Indeed, the remaining 2 servers may not be able to host all the services that were hosted by your 5 servers. So, the cluster is stopped to prevent the remaining 2 servers are overloaded and do not end up crashing.
This can be very problematic depending on the services that were hosted by these servers.
In addition, it avoids ending up with 2 separate clusters that would work under the same name thinking that the remaining servers were down.
When using the "Node majority" mode, only the nodes in your cluster will have voting rights.
Using the previous example, this means that you will need at least 3 out of 5 online servers for Quorum to be reached and your cluster to work properly.
Note that in order to be able to obtain a majority using the "Node majority" mode, you should preferably use an odd number of nodes.
Below this number of available servers, the cluster will no longer work.
When using the "Node majority" mode, the nodes of your cluster and a quorum witness will have a voting right.
This mode should preferably be used with an even number of nodes.
If you create a cluster with 4 servers, adding a witness disk (or a witness share) will allow you to have an odd number of voters again (5 in this case).
This will allow you to easily get a majority of voters.
Bref, pour que votre cluster puisse continuer à fonctionner en choisissant ce mode, il faudra qu'au moins 3 votants en sur 5 soient disponibles.
In short, to keep your cluster running by choosing this mode, you must have at least 3 out of 5 voters available.
Finally, you can also choose the mode "No majority (witness disk only)". However, this mode is strongly discouraged because the witness disk will be a single point of failure.
By using this mode, the cluster will be able to function as long as the witness disk is accessible.
This means that all nodes in the cluster (except 1) can fail without shutting down the cluster.
However, if the witness disk is no longer accessible, the cluster will shutdown (even if all servers in the cluster are still online).
By default, the Windows Server wizard will select the mode that best suits your configuration.
For more information on configuring Quorum, refer to the "Configure and manage quorum" page of the Microsoft site.
Since Windows Server 2012, you benefit from dynamic quorum.
Previously, when a witness disk or a node failed, it always counted for quorum.
Which means that if 3 voters are no longer available out of 5 in total, the cluster will stop.
Thanks to the dynamic quorum, the quorum value is dynamically updated.
This means that when a voter is no longer available (for example, if a server goes down), it will lose its voting rights.
In our example cluster with 5 servers, if a server goes down, we will get a quorum of 4/4.
So the cluster will continue to work without problem.

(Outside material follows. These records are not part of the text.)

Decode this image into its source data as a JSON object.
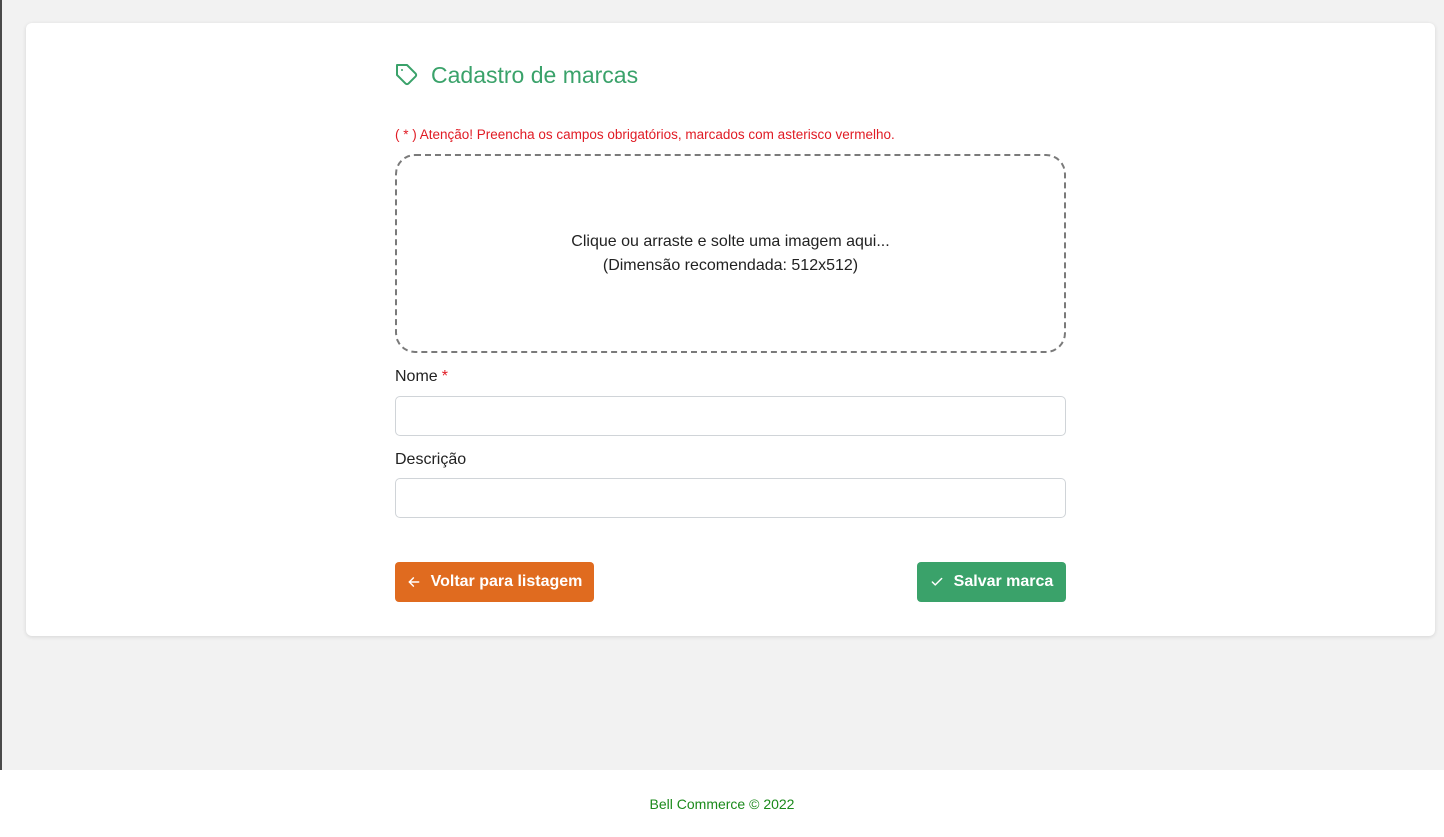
{
  "header": {
    "title": "Cadastro de marcas",
    "title_icon": "tag-icon"
  },
  "form": {
    "warning": "( * ) Atenção! Preencha os campos obrigatórios, marcados com asterisco vermelho.",
    "dropzone": {
      "line1": "Clique ou arraste e solte uma imagem aqui...",
      "line2": "(Dimensão recomendada: 512x512)"
    },
    "fields": {
      "name_label": "Nome",
      "name_required": "*",
      "name_value": "",
      "description_label": "Descrição",
      "description_value": ""
    },
    "buttons": {
      "back_label": "Voltar para listagem",
      "back_icon": "arrow-left-icon",
      "save_label": "Salvar marca",
      "save_icon": "check-icon"
    }
  },
  "footer": {
    "text": "Bell Commerce © 2022"
  },
  "colors": {
    "accent_green": "#3aa26a",
    "back_orange": "#e06b1f",
    "warning_red": "#e01b24",
    "footer_green": "#1b8a1b"
  }
}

Same if a 2nd server goes down. We will get a quorum of 3/3.
In short, the cluster would stop only when the last node (or the last voter) fails.
This has several advantages :

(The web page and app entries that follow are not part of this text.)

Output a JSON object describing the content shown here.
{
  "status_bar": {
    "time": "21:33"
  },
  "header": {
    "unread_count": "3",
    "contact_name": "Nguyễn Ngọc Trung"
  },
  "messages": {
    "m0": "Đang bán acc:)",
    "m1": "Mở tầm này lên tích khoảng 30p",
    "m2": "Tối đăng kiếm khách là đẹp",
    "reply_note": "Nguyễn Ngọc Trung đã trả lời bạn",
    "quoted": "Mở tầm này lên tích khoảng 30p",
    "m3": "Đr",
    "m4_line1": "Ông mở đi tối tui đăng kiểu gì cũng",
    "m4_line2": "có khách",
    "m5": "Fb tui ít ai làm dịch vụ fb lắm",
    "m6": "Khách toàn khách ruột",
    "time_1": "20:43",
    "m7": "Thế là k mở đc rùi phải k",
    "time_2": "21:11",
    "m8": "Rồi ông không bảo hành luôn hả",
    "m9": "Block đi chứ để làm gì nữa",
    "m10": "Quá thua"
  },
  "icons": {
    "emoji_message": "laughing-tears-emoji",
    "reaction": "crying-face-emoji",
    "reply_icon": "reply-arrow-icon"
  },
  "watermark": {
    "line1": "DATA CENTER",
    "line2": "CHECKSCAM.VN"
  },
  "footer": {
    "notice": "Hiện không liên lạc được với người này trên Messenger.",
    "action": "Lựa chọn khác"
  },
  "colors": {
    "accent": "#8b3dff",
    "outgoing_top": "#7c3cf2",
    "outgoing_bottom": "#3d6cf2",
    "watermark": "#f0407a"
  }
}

- this simplifies quorum management for the server administrator, because all you have to do is let Windows Server choose the best quorum mode when you create the cluster.
- this will increase the availability of your cluster and the services it hosts, regardless of the scenario (server failure, scheduled server cluster shutdown, ...)
- and in addition, it's enabled by default
Be aware that this can be disabled with a simple PowerShell command, if you wish :
(Get-Cluster "Cluster name").DynamicQuorum = 0
Since Windows Server 2012 R2, you will also benefit from the dynamic witness.
This new feature (which is enabled by default) allows you to dynamically manage the vote of the the witness disk or share.
In fact, until Windows Server 2012, you had to manually adjust the quorum configuration to keep an odd number of voters and thus get a majority of voters in your cluster.
Now, thanks to the dynamic witness, the right to vote of the witness disk or share will be dynamically managed to automatically keep an odd number of voters.
However, for this to be possible, you will need to set up a witness disk or share for your cluster (even if you already have an odd number of nodes in your cluster.
To find out whether the witness disk or share of your cluster currently has voting rights, use this PowerShell command :
(Get-Cluster "Cluster name").WitnessDynamicWeight